With some free time on my hands, I came back to Jackson after the Grand Canyon on something of a spontaneous whim, with one plan in mind – to climb Grand Teton.Â It would’ve happened last summer, if not for my busted shoulder, but that injury kept me from climbing (and living) regularly until this spring.
The Grand is a mountaineering icon – though the summit at 13,770′ isn’t particularly high in the world of tall mountains, the peak’s complex, convoluted structure and huge variety of routes make it quite an adventure.Â Oh, and it’s kind of visible from the valley.Â As with many big mountains, the stories and personalities of the those who pioneered the routes to and from the top are equally compelling – Glenn Exum leaping across the abyss at the top of Wall Street (in football cleats) to the ridge that now bears his name, Bill Briggs’ 1971 ski descent that marked an important moment in the birth of ski mountaineering outside of Europe…
My limited window for the climb meant that we’d have to do it in a single day – about 14-15 miles round trip, and over 7,000 vertical feet, straight up, from the valley floor to the summit.Â A good friend, former co-worker, Exum guide, and crazy man Zahan Billimoria agreed to take me up if he had a spare day when he wasn’t guiding, so when he called me on Sunday night, telling me to get my gear together, I was pretty excited (understatement).Â We left the Lupine Meadows trail head (6,740 ft.) at about 4:30 am, climbing the trail in the dark until sunrise in Garnet Canyon (9,100 ft.) lit the high peaks with incredible, fiery morning light.Â Garnet Meadows is stunning spot, with Garnet Creek raging down the canyon through massive boulder fields, Middle Teton forebodingly looming overhead, 3,700 feet above, and the summit of the Grand another thousand feet above that – towering so much higher that your perspective blocks the summit from view behind the lower ridges and pinnacles.Â We reached the Lower Saddle (11,600 ft.) between the Middle and Grand around 8 am, refueling and gearing up for the climb.Â After that, it was straight up a climber’s trail towards the Upper Saddle, every step gaining ground on the summit.Â We made a right turn and scrambled up Wall Street, the end of which is home to the famous, aformentioned move over several thousand feet of exposure, where the only rule is that you must look down, to gain the boulder ledge at the beginning of the Upper Exum Ridge.Â In-cre-di-ble.Â From there, the climbing was fun and grippy with unbelievable views, up pitches known as the Golden Stair, Wind Tunnel, Friction Pitch, and V pitch.Â Z put me through a harder little bouldering move near the summit that I thought was going to be the end of me, but I made it though just fine and it was an easy scramble up a knife-edged arete to the summit at 13,770 ft. from there.Â We left the summit around noon, downclimbed a bit to the rappel station, made the 120 ft. free-hanging rappel to the Upper Saddle, and on down, down, down back to the Lower Saddle by about 2:15 pm.
We rested and lounged in the sun at the Lower Saddle for a bit, and then made the long descent back to Lupine Meadows.Â At 5:30 pm, thirteen hours, many miles and thousands of feet after we started, I was in the car driving back home.Â I couldn’t help but look back up at where we’d been, with a deep sense of satisfaction and something of a new perspective.Â The day was an epic of epics, an adventure of a lifetime, a milestone surpassed, and I can’t wait to do it again.
Here are some shots (all from my Canon G9 point and shoot), and below, a quote from Everest luminary George Mallory about his own adventures in the mountains:
‘The first question which you will ask and which I must try to answer is this, “What is the use of climbing Mount Everest?” and my answer must at once be, “It is no use.” There is not the slightest prospect of any gain whatsoever… We shall not bring back a single bit of gold or silver, not a gem, nor any coal or iron.

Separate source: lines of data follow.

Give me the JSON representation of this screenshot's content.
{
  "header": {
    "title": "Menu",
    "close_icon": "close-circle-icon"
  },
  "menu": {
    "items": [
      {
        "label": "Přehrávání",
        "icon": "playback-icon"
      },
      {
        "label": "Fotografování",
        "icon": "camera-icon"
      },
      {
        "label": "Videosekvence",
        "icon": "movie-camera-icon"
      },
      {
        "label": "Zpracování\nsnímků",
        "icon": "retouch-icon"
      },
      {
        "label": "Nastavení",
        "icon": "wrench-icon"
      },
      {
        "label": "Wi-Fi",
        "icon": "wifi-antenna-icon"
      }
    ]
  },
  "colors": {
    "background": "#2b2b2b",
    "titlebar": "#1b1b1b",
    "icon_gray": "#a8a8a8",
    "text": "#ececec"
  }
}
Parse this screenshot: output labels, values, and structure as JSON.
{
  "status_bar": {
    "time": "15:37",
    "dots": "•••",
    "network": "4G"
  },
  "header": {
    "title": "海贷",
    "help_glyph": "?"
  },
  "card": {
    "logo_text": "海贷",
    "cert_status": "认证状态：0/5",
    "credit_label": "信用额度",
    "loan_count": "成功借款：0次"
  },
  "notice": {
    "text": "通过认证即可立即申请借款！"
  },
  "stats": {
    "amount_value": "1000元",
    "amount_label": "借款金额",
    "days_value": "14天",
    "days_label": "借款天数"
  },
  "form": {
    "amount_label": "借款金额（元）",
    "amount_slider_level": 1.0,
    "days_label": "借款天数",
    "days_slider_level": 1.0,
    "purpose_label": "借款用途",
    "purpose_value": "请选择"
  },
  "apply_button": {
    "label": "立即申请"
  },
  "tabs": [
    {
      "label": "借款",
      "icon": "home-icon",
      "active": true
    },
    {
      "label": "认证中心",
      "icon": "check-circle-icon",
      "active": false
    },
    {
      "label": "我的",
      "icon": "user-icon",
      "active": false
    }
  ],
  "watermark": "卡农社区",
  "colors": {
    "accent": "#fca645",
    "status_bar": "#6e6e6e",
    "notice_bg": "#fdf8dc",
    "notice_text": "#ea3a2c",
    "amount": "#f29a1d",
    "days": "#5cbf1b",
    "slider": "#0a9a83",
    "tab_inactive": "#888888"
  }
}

We shall not find a single foot of earth that can be planted with crops to raise food. It’s no use. So, if you cannot understand that there is something in man which responds to the challenge of this mountain and goes out to meet it, that the struggle is the struggle of life itself upward and forever upward, then you won’t see why we go. What we get from this adventure is just sheer joy. And joy is, after all, the end of life. We do not live to eat and make money. We eat and make money to be able to enjoy life. That is what life means and what life is for.’
George Leigh Mallory, 1922